Scan the data below and pick out the lines containing the word "JSON".

Interface dataset entries:

╔══

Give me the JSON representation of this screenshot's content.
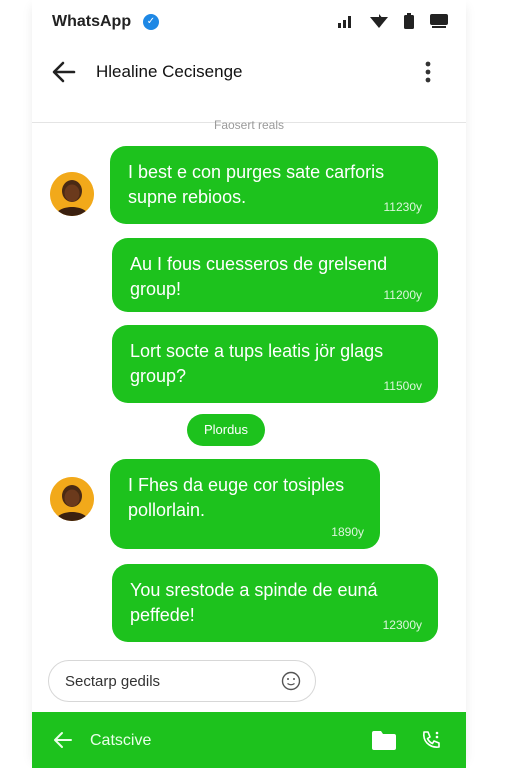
{
  "status_bar": {
    "app_name": "WhatsApp",
    "verified_glyph": "✓",
    "icons": [
      "signal-icon",
      "wifi-icon",
      "battery-icon",
      "screen-icon"
    ]
  },
  "header": {
    "title": "Hlealine Cecisenge",
    "back_icon": "back-arrow-icon",
    "menu_icon": "more-vert-icon"
  },
  "date_separator": "Faosert reals",
  "messages": [
    {
      "text": "I best e con purges sate carforis supne rebioos.",
      "time": "11230y",
      "avatar": true
    },
    {
      "text": "Au I fous cuesseros de grelsend group!",
      "time": "11200y",
      "avatar": false
    },
    {
      "text": "Lort socte a tups leatis jör glags group?",
      "time": "1150ov",
      "avatar": false
    },
    {
      "text": "I Fhes da euge cor tosiples pollorlain.",
      "time": "1890y",
      "avatar": true
    },
    {
      "text": "You srestode a spinde de euná peffede!",
      "time": "12300y",
      "avatar": false
    }
  ],
  "center_chip": "Plordus",
  "composer": {
    "placeholder_text": "Sectarp gedils",
    "emoji_icon": "smiley-icon"
  },
  "bottom_bar": {
    "label": "Catscive",
    "icons": [
      "back-arrow-icon",
      "folder-icon",
      "call-icon"
    ]
  },
  "colors": {
    "accent_green": "#1dc21d",
    "verified_blue": "#1e88e5",
    "avatar_orange": "#f2a91a"
  }
}
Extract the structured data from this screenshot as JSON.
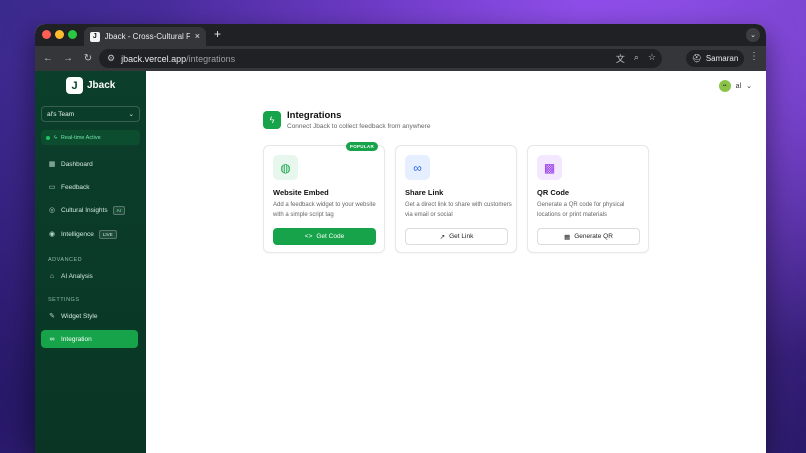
{
  "browser": {
    "tab_title": "Jback - Cross-Cultural Feedb",
    "tab_favicon": "J",
    "tab_close": "×",
    "new_tab": "+",
    "url_host": "jback.vercel.app",
    "url_path": "/integrations",
    "profile_name": "Samaran"
  },
  "sidebar": {
    "brand_logo": "J",
    "brand_name": "Jback",
    "team_name": "al's Team",
    "realtime_label": "Real-time Active",
    "items": [
      {
        "label": "Dashboard",
        "icon": "grid-icon"
      },
      {
        "label": "Feedback",
        "icon": "chat-icon"
      },
      {
        "label": "Cultural Insights",
        "icon": "globe-icon",
        "badge": "AI"
      },
      {
        "label": "Intelligence",
        "icon": "target-icon",
        "badge": "LIVE"
      }
    ],
    "advanced_label": "ADVANCED",
    "advanced_items": [
      {
        "label": "AI Analysis",
        "icon": "robot-icon"
      }
    ],
    "settings_label": "SETTINGS",
    "settings_items": [
      {
        "label": "Widget Style",
        "icon": "palette-icon"
      },
      {
        "label": "Integration",
        "icon": "link-icon",
        "active": true
      }
    ]
  },
  "user": {
    "name": "al",
    "avatar": "••"
  },
  "page": {
    "title": "Integrations",
    "subtitle": "Connect Jback to collect feedback from anywhere"
  },
  "cards": [
    {
      "title": "Website Embed",
      "description": "Add a feedback widget to your website with a simple script tag",
      "button": "Get Code",
      "badge": "POPULAR",
      "icon": "globe-icon"
    },
    {
      "title": "Share Link",
      "description": "Get a direct link to share with customers via email or social",
      "button": "Get Link",
      "icon": "link-icon"
    },
    {
      "title": "QR Code",
      "description": "Generate a QR code for physical locations or print materials",
      "button": "Generate QR",
      "icon": "qr-code-icon"
    }
  ],
  "colors": {
    "sidebar_bg": "#0b3f2b",
    "accent": "#16a34a"
  }
}
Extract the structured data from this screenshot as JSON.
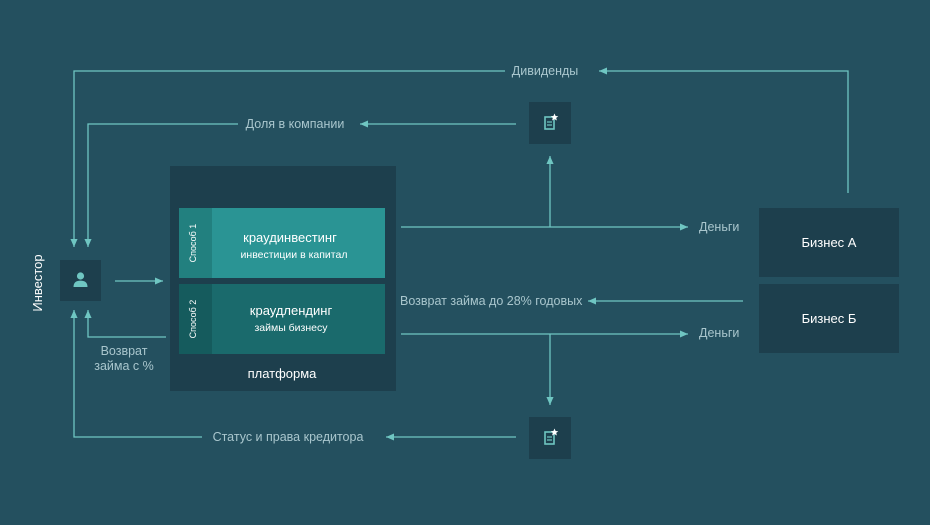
{
  "colors": {
    "background": "#24505f",
    "box_dark": "#1d3f4d",
    "method_1": "#2a9494",
    "method_1_tab": "#22807f",
    "method_2": "#1a6a6c",
    "method_2_tab": "#155b5d",
    "line": "#6fc6c2",
    "label": "#a9c6cd"
  },
  "investor": {
    "label": "Инвестор",
    "icon": "user-icon"
  },
  "platform": {
    "label": "платформа",
    "method_1": {
      "tab": "Способ 1",
      "title": "краудинвестинг",
      "subtitle": "инвестиции в капитал"
    },
    "method_2": {
      "tab": "Способ 2",
      "title": "краудлендинг",
      "subtitle": "займы бизнесу"
    }
  },
  "business_a": {
    "label": "Бизнес А"
  },
  "business_b": {
    "label": "Бизнес Б"
  },
  "flows": {
    "dividends": "Дивиденды",
    "company_share": "Доля в компании",
    "money_a": "Деньги",
    "loan_return_business": "Возврат займа до 28% годовых",
    "money_b": "Деньги",
    "loan_return_investor_1": "Возврат",
    "loan_return_investor_2": "займа с %",
    "creditor_status": "Статус и права кредитора"
  },
  "documents": {
    "top_icon": "document-star-icon",
    "bottom_icon": "document-star-icon"
  }
}
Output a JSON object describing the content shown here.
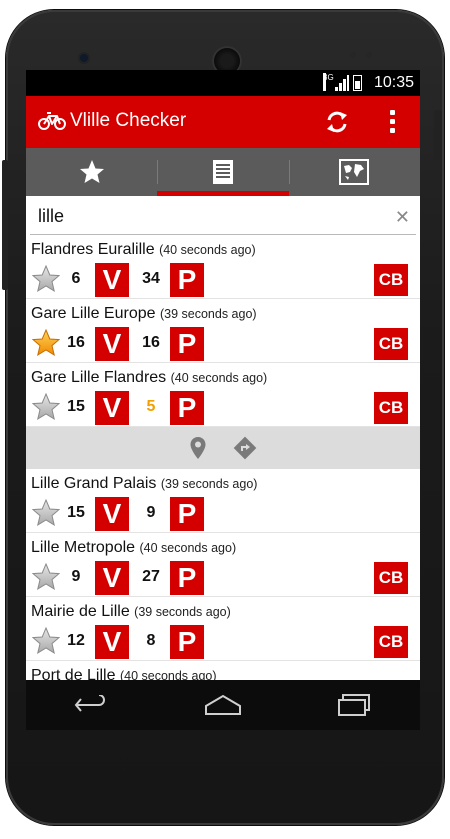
{
  "status_bar": {
    "network": "3G",
    "time": "10:35"
  },
  "app_bar": {
    "title": "Vlille Checker",
    "logo_icon": "bicycle-icon",
    "refresh_icon": "refresh-icon",
    "menu_icon": "overflow-menu-icon"
  },
  "tabs": [
    {
      "icon": "star-icon",
      "active": false
    },
    {
      "icon": "list-icon",
      "active": true
    },
    {
      "icon": "map-icon",
      "active": false
    }
  ],
  "search": {
    "value": "lille",
    "clear_icon": "close-icon"
  },
  "colors": {
    "accent": "#d40000",
    "tab_bar": "#5b5b5b",
    "warning": "#f0a000"
  },
  "stations": [
    {
      "name": "Flandres Euralille",
      "age": "(40 seconds ago)",
      "favorite": false,
      "bikes": "6",
      "bikes_badge": "V",
      "slots": "34",
      "slots_badge": "P",
      "cb": "CB"
    },
    {
      "name": "Gare Lille Europe",
      "age": "(39 seconds ago)",
      "favorite": true,
      "bikes": "16",
      "bikes_badge": "V",
      "slots": "16",
      "slots_badge": "P",
      "cb": "CB"
    },
    {
      "name": "Gare Lille Flandres",
      "age": "(40 seconds ago)",
      "favorite": false,
      "bikes": "15",
      "bikes_badge": "V",
      "slots": "5",
      "slots_low": true,
      "slots_badge": "P",
      "cb": "CB"
    },
    {
      "name": "Lille Grand Palais",
      "age": "(39 seconds ago)",
      "favorite": false,
      "bikes": "15",
      "bikes_badge": "V",
      "slots": "9",
      "slots_badge": "P",
      "cb": ""
    },
    {
      "name": "Lille Metropole",
      "age": "(40 seconds ago)",
      "favorite": false,
      "bikes": "9",
      "bikes_badge": "V",
      "slots": "27",
      "slots_badge": "P",
      "cb": "CB"
    },
    {
      "name": "Mairie de Lille",
      "age": "(39 seconds ago)",
      "favorite": false,
      "bikes": "12",
      "bikes_badge": "V",
      "slots": "8",
      "slots_badge": "P",
      "cb": "CB"
    },
    {
      "name": "Port de Lille",
      "age": "(40 seconds ago)"
    }
  ],
  "action_strip": {
    "location_icon": "map-pin-icon",
    "directions_icon": "directions-icon"
  },
  "nav_bar": {
    "back_icon": "back-icon",
    "home_icon": "home-icon",
    "recents_icon": "recents-icon"
  }
}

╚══

__Task answer__:
Give me the JSON representation of this screenshot's content.
Extract the structured data from this screenshot as JSON.
Extract the structured data from this screenshot as JSON.
Output a JSON object describing the content shown here.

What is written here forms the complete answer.